## YOUR OBJECTIVE
Word for word, the data below must be repeated in full; no picture is to be included.

[Start of section]

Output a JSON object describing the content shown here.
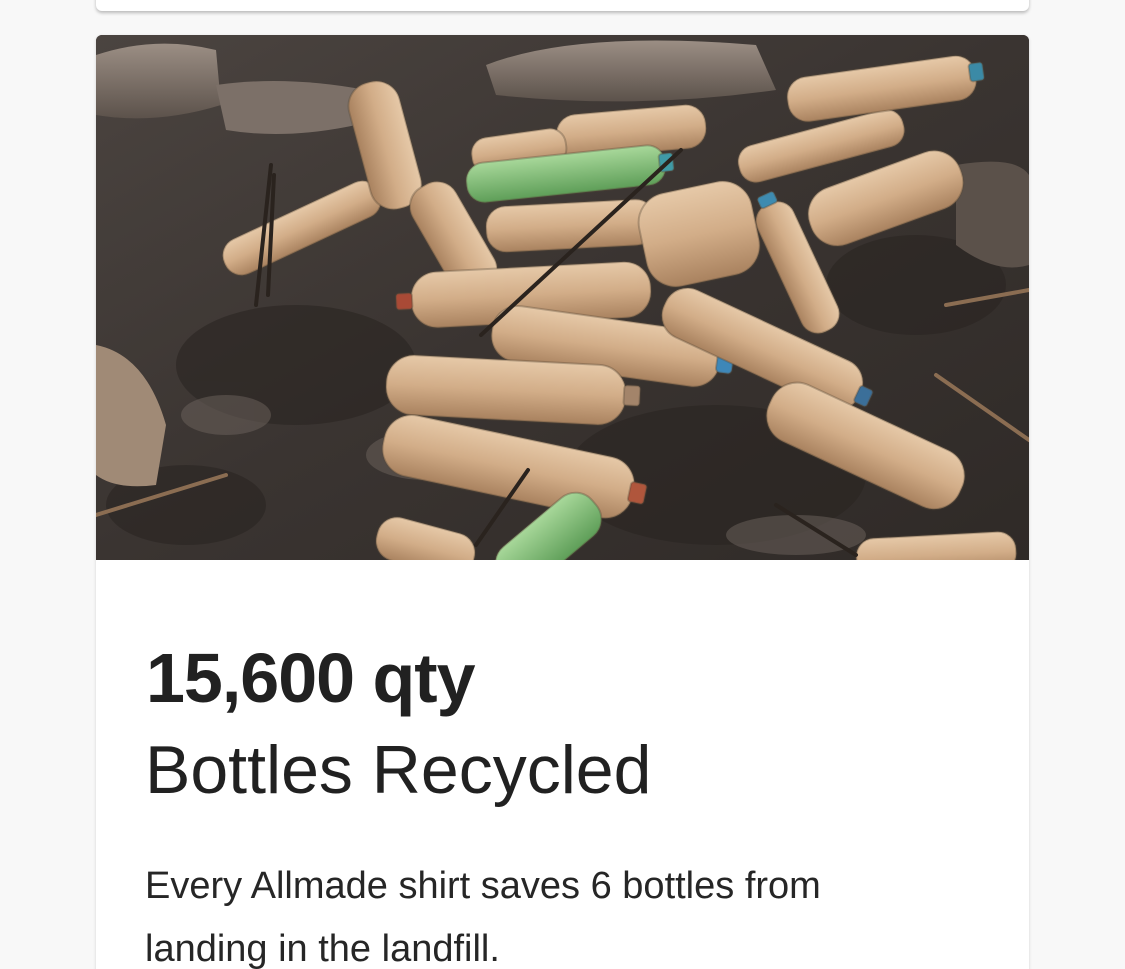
{
  "card": {
    "image": {
      "subject": "Discarded plastic bottles on dirt ground"
    },
    "stat_value": "15,600 qty",
    "stat_label": "Bottles Recycled",
    "description": "Every Allmade shirt saves 6 bottles from landing in the landfill."
  },
  "colors": {
    "page_background": "#f8f8f8",
    "card_background": "#ffffff",
    "text_primary": "#212121"
  }
}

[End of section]

## RESPONSE AREA
Output a JSON object describing the content shown here.
{
  "card": {
    "image": {
      "subject": "Discarded plastic bottles on dirt ground"
    },
    "stat_value": "15,600 qty",
    "stat_label": "Bottles Recycled",
    "description": "Every Allmade shirt saves 6 bottles from landing in the landfill."
  },
  "colors": {
    "page_background": "#f8f8f8",
    "card_background": "#ffffff",
    "text_primary": "#212121"
  }
}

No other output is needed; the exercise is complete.